Is reliance on technology simply part of modern life or is our need for screen time setting us up for problems with depression, anxiety and substance abuse?
At Delamere we provide vital support to individuals facing a wide range of issues from addiction to work burnout. These issues can come with a range of underlying challenges such as depression, anxiety, cravings, low overall quality of life, and social disconnection. To ensure the effectiveness of our program at Delamere, tracking outcome data has become a crucial practice. By measuring and analysing outcomes in 5 specific areas, we are able to gain valuable insights into our guests’ progress and make informed decisions to enhance treatment plans as well as looking at the things we are doing well and the areas in which we can continue to improve outcomes.
Can 28 days in rehab help you stay sober for good? Addiction is very treatable but, just like other chronic disorders, like diabetes and asthma, it can’t be cured. Receiving treatment in a residential rehab facility is only the first step in a person’s recovery.
If you’re considering entering into treatment for alcohol or drug addiction, you’ll no doubt be wondering how effective it is. Are you going to walk out of a rehab centre with a completely different outlook on life or will you fall at the first hurdle? The truth is the success rates of addiction treatments are very hard to measure. The effectiveness of treatment for any health condition, from diabetes to high blood pressure, varies from person to person. So, how can you know what will work for you?
The stigma around addiction can be traced back to the early 1800s. Over the hundred years that followed ‘alcoholics’ were labelled, clinicians who treated ‘addicts’ were criminalised, and ethnic groups were marginalised. Fast forward to present day and the stigma around addiction has changed, but still remains.
Addiction is a brain disease.
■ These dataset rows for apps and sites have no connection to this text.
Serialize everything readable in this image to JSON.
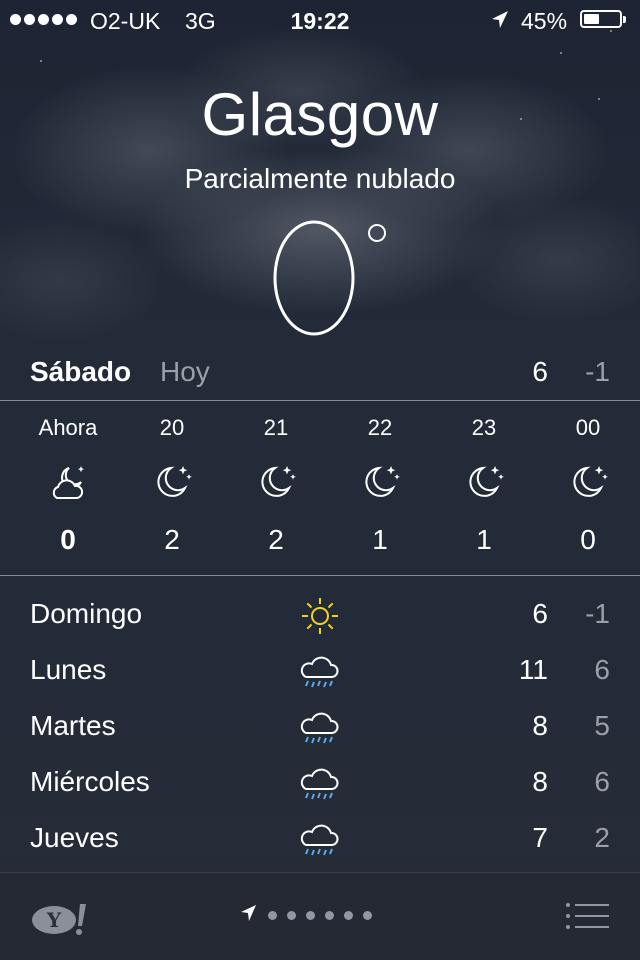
{
  "status_bar": {
    "carrier": "O2-UK",
    "network": "3G",
    "time": "19:22",
    "battery_percent": "45%",
    "battery_level": 0.45,
    "location_icon": "location-arrow-icon"
  },
  "header": {
    "city": "Glasgow",
    "condition": "Parcialmente nublado",
    "temperature": "0"
  },
  "today": {
    "day": "Sábado",
    "label": "Hoy",
    "high": "6",
    "low": "-1"
  },
  "hourly": [
    {
      "time": "Ahora",
      "icon": "partly-cloudy-night-icon",
      "temp": "0"
    },
    {
      "time": "20",
      "icon": "moon-stars-icon",
      "temp": "2"
    },
    {
      "time": "21",
      "icon": "moon-stars-icon",
      "temp": "2"
    },
    {
      "time": "22",
      "icon": "moon-stars-icon",
      "temp": "1"
    },
    {
      "time": "23",
      "icon": "moon-stars-icon",
      "temp": "1"
    },
    {
      "time": "00",
      "icon": "moon-stars-icon",
      "temp": "0"
    }
  ],
  "daily": [
    {
      "day": "Domingo",
      "icon": "sun-icon",
      "high": "6",
      "low": "-1"
    },
    {
      "day": "Lunes",
      "icon": "rain-cloud-icon",
      "high": "11",
      "low": "6"
    },
    {
      "day": "Martes",
      "icon": "rain-cloud-icon",
      "high": "8",
      "low": "5"
    },
    {
      "day": "Miércoles",
      "icon": "rain-cloud-icon",
      "high": "8",
      "low": "6"
    },
    {
      "day": "Jueves",
      "icon": "rain-cloud-icon",
      "high": "7",
      "low": "2"
    }
  ],
  "bottom_bar": {
    "logo_text": "Y!",
    "page_count": 6,
    "current_page": 0
  },
  "colors": {
    "sun": "#f5d020",
    "rain": "#5aa9e6",
    "secondary_text": "#9a9fa8"
  }
}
That’s what the NDA’s former director, Dr. Alan Leshner, proclaimed in his 1997 pivotal paper and countless others have supported this theory over the past quarter of a century. More recently, advancements in neuroscience and addiction research have continued to show that drug and alcohol addiction is less about how we behave and more about what’s going on deep inside our brains.
Seeing a loved one fall into alcohol or drug addiction can be a hugely painful experience. While you care deeply for the person affected, their behaviour can leave you feeling angry, helpless, guilty, frightened, lonely, exhausted and disappointed. Often the person suffering with addiction is blind to the destruction they’re causing, which can make accessing help extremely challenging.
Whether it’s rising fuel costs or energy prices soaring, most Brits are really feeling the pinch. Earlier this year, a national survey reported that 23% of households were finding it difficult to pay their bills.
Relapse is common. Between 80-95% of people who have undergone treatment for drug or alcohol addiction relapse within one year (1). This is because chronic recurring brain disorders can’t be cured. Instead, they need to be managed.
Christmas is a special time of year for most families, but for people recovering from addiction it can be fraught with stress. Suddenly, the same demons you’re trying to suppress become everyone else’s accepted norm.
RECENT POSTS5 signs someone has a painkiller addiction